The idea here is not to centralise: decision-making in this area should remain the prerogative of Member States. However at a European level one can ensure a generalised commitment to the objective and the development of common principles and guidelines.
A second tool that we need to develop urgently is the vast data set that we must base our work upon. The Thematic Marine Strategy will require environmental indicators which will need to be monitored and updated, just as spatial planning regimes also require sound socio-economic data.
We all know of the 'data cemeteries'; or of the data that remains unshared or unexploited because of incompatible formats. Worse still, in this context of glaring gaps in our data set, we also often find the costly and inefficient duplication of effort.
A European Marine Observation and Data Network would bring together available data on the oceans from multiple sources. This could be compiled into a comprehensive data base that is made available to all who need it. It would be a considerable undertaking that would need to be developed over a period of time in line with a clear and coherent plan.
Again, I think there is a role for Europe to play in this.
The third tool that is already being developed concerns a number of practical initiatives in the context of maritime surveillance. For a majority of stakeholders, surveillance and monitoring are crucial activities that help guarantee safety, security and appropriate action in the event of maritime accidents. Needless to say, the lack of physical boundaries on the seas makes it imperative that any systems in this area are compatible and interoperable.
Action at a European level could facilitate this enormously.
Ladies and Gentlemen,
I would like to now turn to the last part of my intervention this morning; to the steps ahead.
Once the period of consultation comes to an end, we will carefully evaluate the contributions received. The formal feedback on the results of the consultation will be provided in two Communications from the Commission which are scheduled for adoption on 10 October 2007. These will be addressed to both the European Council and Parliament. One Communication will summarise the results of the consultation process and the other will outline our vision for a future maritime policy. It will also lay out the way forward in the form of an action plan, consisting of proposals that cut across different areas, helping us to fulfil one of our prime objectives: that of achieving joined-up policy-making. To this effect, a number of projects which are deliverable in the short term will also be identified.
I shall end with one final thought.
A Maritime Policy should be more than the sum of its individual parts. Beginning the process to bring all these parts together, and seeing the exciting new ideas that are created in the process, has been a fascinating adventure, one that we are all taking forward together.

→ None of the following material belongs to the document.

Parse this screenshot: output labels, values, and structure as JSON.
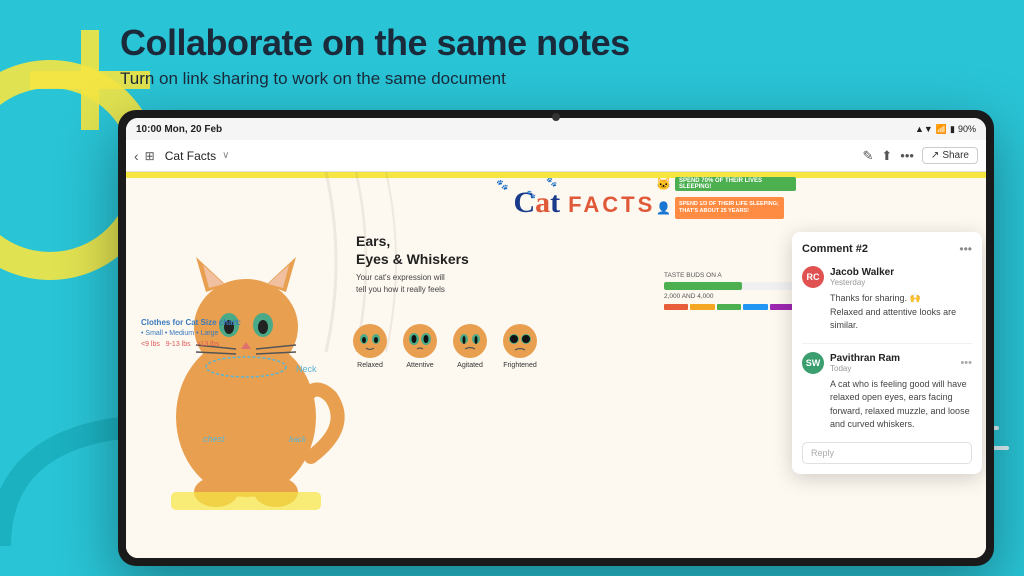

I look forward to the discussions that will unfold over the course of the Conference and in the weeks to come, trusting that a fruitful debate will add still more ideas to our rich store.